**Your objective**.
In the listing below, locate the lines that hold the string "entity". Copy those lines.

**Data records**.
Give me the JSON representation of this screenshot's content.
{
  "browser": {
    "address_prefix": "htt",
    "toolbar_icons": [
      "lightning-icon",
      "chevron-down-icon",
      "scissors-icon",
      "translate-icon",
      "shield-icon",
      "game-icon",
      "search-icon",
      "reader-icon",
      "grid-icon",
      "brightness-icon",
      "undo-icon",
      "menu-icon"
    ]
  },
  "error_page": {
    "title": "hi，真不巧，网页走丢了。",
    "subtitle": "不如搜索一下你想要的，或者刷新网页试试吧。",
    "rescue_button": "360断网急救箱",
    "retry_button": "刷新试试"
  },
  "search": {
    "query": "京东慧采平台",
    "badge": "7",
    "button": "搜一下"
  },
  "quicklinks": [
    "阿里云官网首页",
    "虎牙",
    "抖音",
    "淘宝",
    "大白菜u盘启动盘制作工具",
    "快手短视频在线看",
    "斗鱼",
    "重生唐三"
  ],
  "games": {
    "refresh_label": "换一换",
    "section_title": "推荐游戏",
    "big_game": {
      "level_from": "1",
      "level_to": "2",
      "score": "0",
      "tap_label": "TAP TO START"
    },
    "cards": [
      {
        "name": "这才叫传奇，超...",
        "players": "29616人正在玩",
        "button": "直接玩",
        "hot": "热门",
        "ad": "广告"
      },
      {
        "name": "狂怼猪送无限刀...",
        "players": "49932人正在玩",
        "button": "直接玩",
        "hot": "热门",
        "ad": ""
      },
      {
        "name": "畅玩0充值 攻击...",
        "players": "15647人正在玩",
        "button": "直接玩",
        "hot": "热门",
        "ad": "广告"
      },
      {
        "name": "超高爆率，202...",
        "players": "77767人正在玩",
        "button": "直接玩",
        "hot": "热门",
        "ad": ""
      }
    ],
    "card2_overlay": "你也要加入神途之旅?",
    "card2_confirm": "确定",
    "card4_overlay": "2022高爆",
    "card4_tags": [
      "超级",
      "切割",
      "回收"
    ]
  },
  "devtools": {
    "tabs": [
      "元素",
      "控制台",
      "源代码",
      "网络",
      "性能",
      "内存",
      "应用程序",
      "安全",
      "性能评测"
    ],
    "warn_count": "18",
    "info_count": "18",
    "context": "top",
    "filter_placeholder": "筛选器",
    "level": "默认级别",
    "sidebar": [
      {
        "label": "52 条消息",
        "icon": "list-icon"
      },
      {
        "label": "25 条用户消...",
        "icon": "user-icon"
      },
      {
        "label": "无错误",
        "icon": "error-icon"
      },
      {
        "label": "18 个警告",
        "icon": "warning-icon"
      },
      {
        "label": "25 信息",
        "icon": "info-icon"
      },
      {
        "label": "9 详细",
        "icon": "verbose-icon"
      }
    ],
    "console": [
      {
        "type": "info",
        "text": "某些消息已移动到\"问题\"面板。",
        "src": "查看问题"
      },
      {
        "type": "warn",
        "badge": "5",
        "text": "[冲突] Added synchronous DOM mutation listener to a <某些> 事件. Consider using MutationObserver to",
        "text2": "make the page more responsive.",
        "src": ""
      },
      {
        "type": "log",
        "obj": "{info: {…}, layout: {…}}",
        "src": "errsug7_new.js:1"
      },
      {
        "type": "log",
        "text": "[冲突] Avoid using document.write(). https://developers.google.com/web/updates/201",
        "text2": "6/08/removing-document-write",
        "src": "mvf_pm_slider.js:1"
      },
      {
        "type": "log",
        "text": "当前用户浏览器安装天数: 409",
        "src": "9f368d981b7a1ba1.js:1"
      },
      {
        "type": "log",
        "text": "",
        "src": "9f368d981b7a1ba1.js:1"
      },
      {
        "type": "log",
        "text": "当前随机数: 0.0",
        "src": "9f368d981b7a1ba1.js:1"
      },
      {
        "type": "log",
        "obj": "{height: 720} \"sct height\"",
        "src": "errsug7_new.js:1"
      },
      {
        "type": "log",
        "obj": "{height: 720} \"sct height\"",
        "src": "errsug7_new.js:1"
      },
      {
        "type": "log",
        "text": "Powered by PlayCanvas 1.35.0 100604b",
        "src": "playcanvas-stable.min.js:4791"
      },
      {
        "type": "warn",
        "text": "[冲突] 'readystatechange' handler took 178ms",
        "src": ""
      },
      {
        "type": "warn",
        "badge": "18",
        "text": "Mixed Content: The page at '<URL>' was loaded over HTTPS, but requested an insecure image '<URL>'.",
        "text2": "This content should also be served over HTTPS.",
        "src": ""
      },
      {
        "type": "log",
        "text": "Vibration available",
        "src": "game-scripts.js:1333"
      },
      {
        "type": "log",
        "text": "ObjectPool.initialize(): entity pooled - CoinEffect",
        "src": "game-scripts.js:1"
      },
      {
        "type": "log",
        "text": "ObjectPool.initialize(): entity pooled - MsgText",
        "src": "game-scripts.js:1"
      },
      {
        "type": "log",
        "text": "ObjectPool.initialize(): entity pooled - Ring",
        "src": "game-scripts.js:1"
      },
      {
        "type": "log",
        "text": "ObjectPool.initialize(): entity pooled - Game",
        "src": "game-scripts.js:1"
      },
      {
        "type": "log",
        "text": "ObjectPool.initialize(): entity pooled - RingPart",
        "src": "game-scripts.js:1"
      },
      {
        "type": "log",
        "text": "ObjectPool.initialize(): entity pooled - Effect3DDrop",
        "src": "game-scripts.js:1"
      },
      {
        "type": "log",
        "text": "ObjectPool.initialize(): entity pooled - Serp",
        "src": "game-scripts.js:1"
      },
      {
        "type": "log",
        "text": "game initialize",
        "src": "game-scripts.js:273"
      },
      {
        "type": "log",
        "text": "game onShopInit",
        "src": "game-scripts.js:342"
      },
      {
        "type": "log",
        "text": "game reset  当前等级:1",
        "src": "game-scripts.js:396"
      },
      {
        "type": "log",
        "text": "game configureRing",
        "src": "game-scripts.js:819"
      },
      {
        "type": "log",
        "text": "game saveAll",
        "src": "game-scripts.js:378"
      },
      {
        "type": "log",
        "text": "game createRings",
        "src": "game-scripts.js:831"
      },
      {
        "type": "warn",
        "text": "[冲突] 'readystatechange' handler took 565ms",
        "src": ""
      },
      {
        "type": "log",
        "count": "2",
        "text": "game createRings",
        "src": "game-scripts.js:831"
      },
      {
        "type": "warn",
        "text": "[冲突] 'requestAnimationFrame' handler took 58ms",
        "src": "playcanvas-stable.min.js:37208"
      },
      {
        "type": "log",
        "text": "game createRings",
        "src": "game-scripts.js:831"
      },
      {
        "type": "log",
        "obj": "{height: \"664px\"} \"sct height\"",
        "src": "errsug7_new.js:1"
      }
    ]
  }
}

**Your response**.
        "text": "ObjectPool.initialize(): entity pooled - CoinEffect",
        "text": "ObjectPool.initialize(): entity pooled - MsgText",
        "text": "ObjectPool.initialize(): entity pooled - Ring",
        "text": "ObjectPool.initialize(): entity pooled - Game",
        "text": "ObjectPool.initialize(): entity pooled - RingPart",
        "text": "ObjectPool.initialize(): entity pooled - Effect3DDrop",
        "text": "ObjectPool.initialize(): entity pooled - Serp",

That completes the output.